_Task instructions:_
Give back every record exactly, images excluded.
%%
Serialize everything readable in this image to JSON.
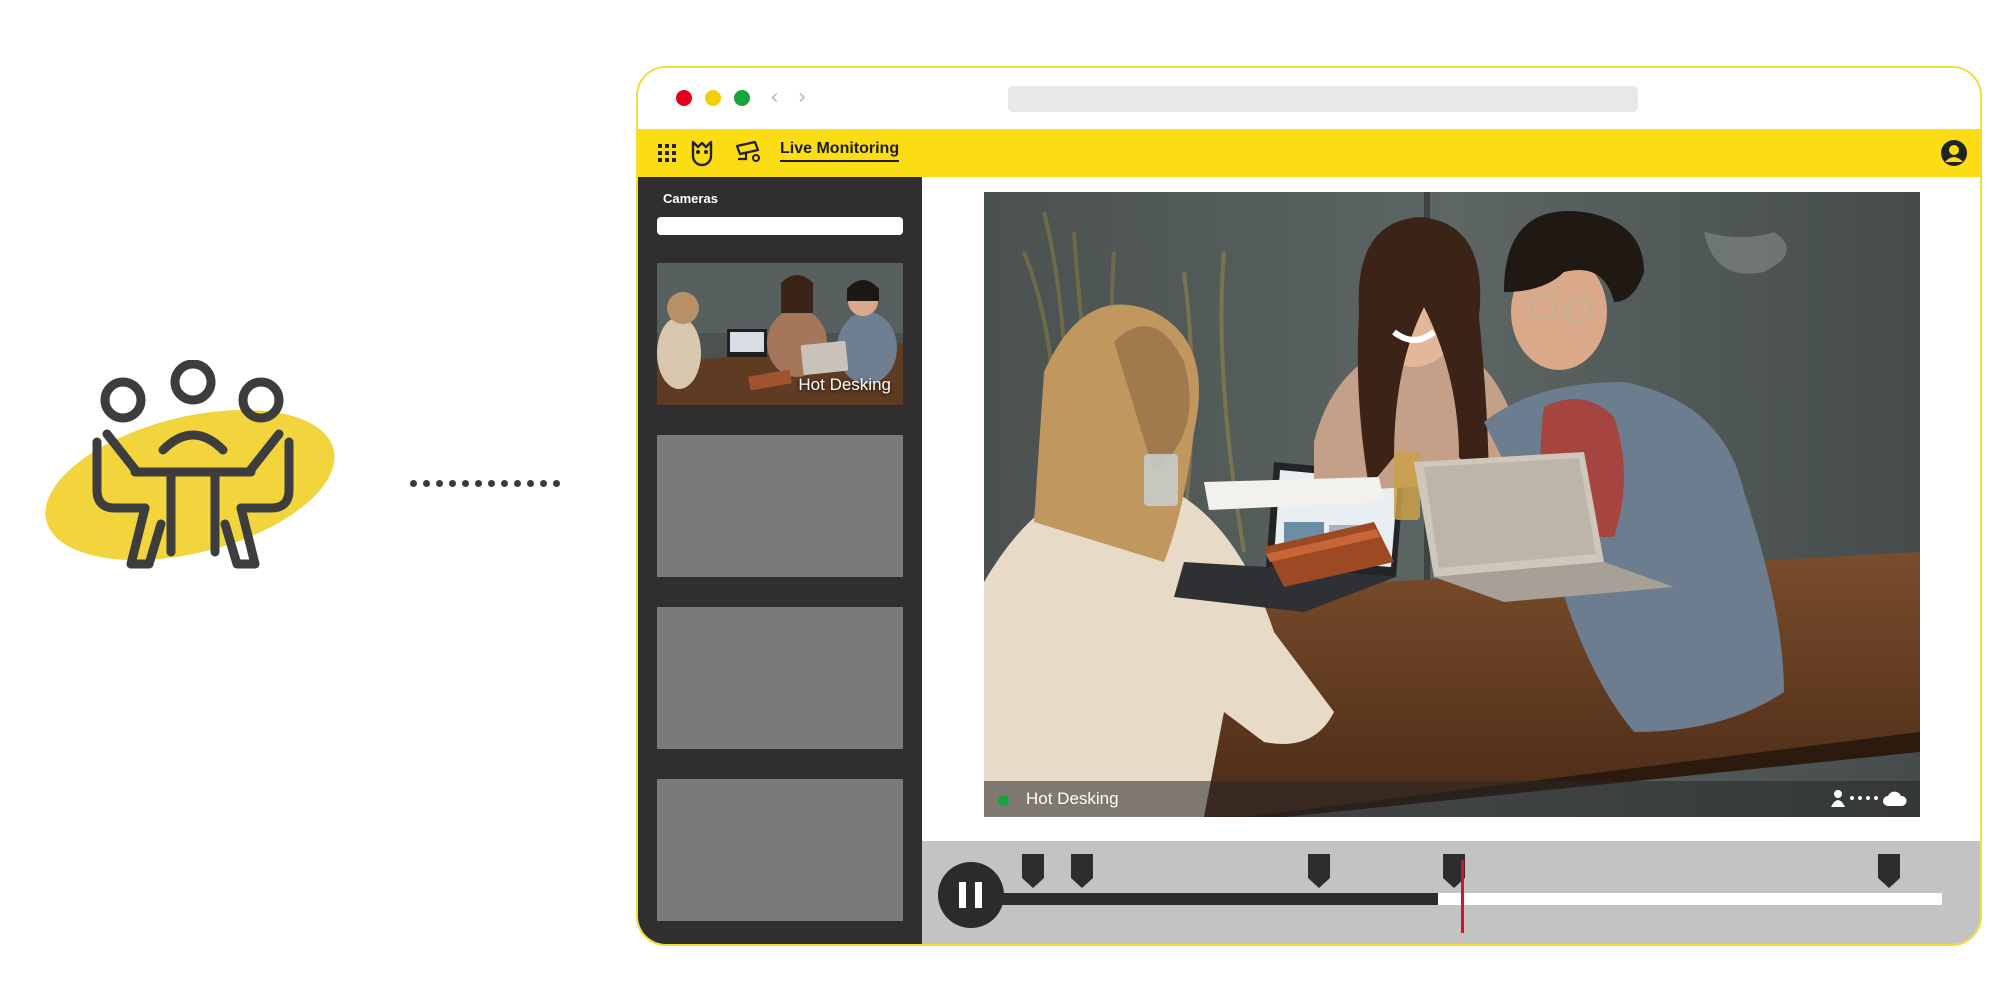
{
  "illustration": {
    "icon": "meeting-people-icon",
    "blob_color": "#f2d53c",
    "stroke_color": "#3d3d3d"
  },
  "browser": {
    "traffic_lights": [
      "#e4001b",
      "#f5cf00",
      "#1aa33b"
    ],
    "nav_arrows": "‹ ›",
    "accent": "#fcdc12"
  },
  "app_bar": {
    "apps_icon": "grid-icon",
    "logo_icon": "owl-logo-icon",
    "camera_icon": "security-camera-icon",
    "active_tab": "Live Monitoring",
    "account_icon": "user-account-icon"
  },
  "sidebar": {
    "title": "Cameras",
    "search_placeholder": "",
    "cameras": [
      {
        "label": "Hot Desking",
        "active": true
      },
      {
        "label": "",
        "active": false
      },
      {
        "label": "",
        "active": false
      },
      {
        "label": "",
        "active": false
      }
    ]
  },
  "player": {
    "camera_name": "Hot Desking",
    "status_color": "#1aa33b",
    "status_icons": [
      "person-icon",
      "cloud-icon"
    ],
    "pause_icon": "pause-icon",
    "progress": 0.45,
    "playhead_color": "#e10f1e",
    "event_markers": 5
  }
}
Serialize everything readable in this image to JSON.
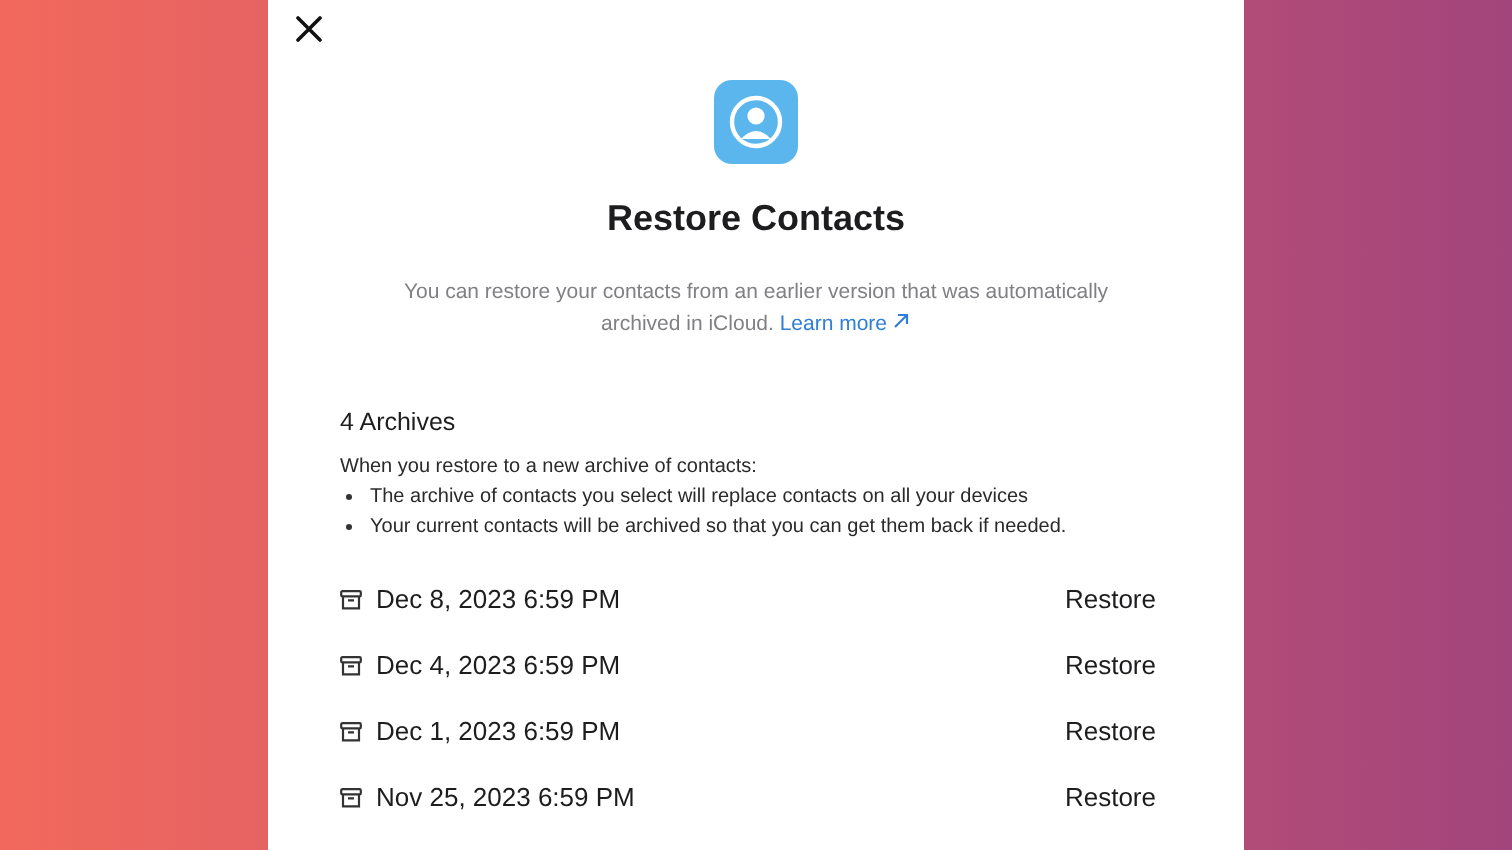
{
  "dialog": {
    "title": "Restore Contacts",
    "description": "You can restore your contacts from an earlier version that was automatically archived in iCloud.",
    "link": "Learn more",
    "archives_count": "4 Archives",
    "intro": "When you restore to a new archive of contacts:",
    "bullets": [
      "The archive of contacts you select will replace contacts on all your devices",
      "Your current contacts will be archived so that you can get them back if needed."
    ],
    "archives": [
      {
        "date": "Dec 8, 2023 6:59 PM",
        "action": "Restore"
      },
      {
        "date": "Dec 4, 2023 6:59 PM",
        "action": "Restore"
      },
      {
        "date": "Dec 1, 2023 6:59 PM",
        "action": "Restore"
      },
      {
        "date": "Nov 25, 2023 6:59 PM",
        "action": "Restore"
      }
    ]
  }
}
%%
_Expected output:_
Serialize everything readable in this image to JSON.
{
  "illustration": {
    "icon": "meeting-people-icon",
    "blob_color": "#f2d53c",
    "stroke_color": "#3d3d3d"
  },
  "browser": {
    "traffic_lights": [
      "#e4001b",
      "#f5cf00",
      "#1aa33b"
    ],
    "nav_arrows": "‹ ›",
    "accent": "#fcdc12"
  },
  "app_bar": {
    "apps_icon": "grid-icon",
    "logo_icon": "owl-logo-icon",
    "camera_icon": "security-camera-icon",
    "active_tab": "Live Monitoring",
    "account_icon": "user-account-icon"
  },
  "sidebar": {
    "title": "Cameras",
    "search_placeholder": "",
    "cameras": [
      {
        "label": "Hot Desking",
        "active": true
      },
      {
        "label": "",
        "active": false
      },
      {
        "label": "",
        "active": false
      },
      {
        "label": "",
        "active": false
      }
    ]
  },
  "player": {
    "camera_name": "Hot Desking",
    "status_color": "#1aa33b",
    "status_icons": [
      "person-icon",
      "cloud-icon"
    ],
    "pause_icon": "pause-icon",
    "progress": 0.45,
    "playhead_color": "#e10f1e",
    "event_markers": 5
  }
}
Serialize everything readable in this image to JSON.
{
  "dialog": {
    "title": "Restore Contacts",
    "description": "You can restore your contacts from an earlier version that was automatically archived in iCloud.",
    "link": "Learn more",
    "archives_count": "4 Archives",
    "intro": "When you restore to a new archive of contacts:",
    "bullets": [
      "The archive of contacts you select will replace contacts on all your devices",
      "Your current contacts will be archived so that you can get them back if needed."
    ],
    "archives": [
      {
        "date": "Dec 8, 2023 6:59 PM",
        "action": "Restore"
      },
      {
        "date": "Dec 4, 2023 6:59 PM",
        "action": "Restore"
      },
      {
        "date": "Dec 1, 2023 6:59 PM",
        "action": "Restore"
      },
      {
        "date": "Nov 25, 2023 6:59 PM",
        "action": "Restore"
      }
    ]
  }
}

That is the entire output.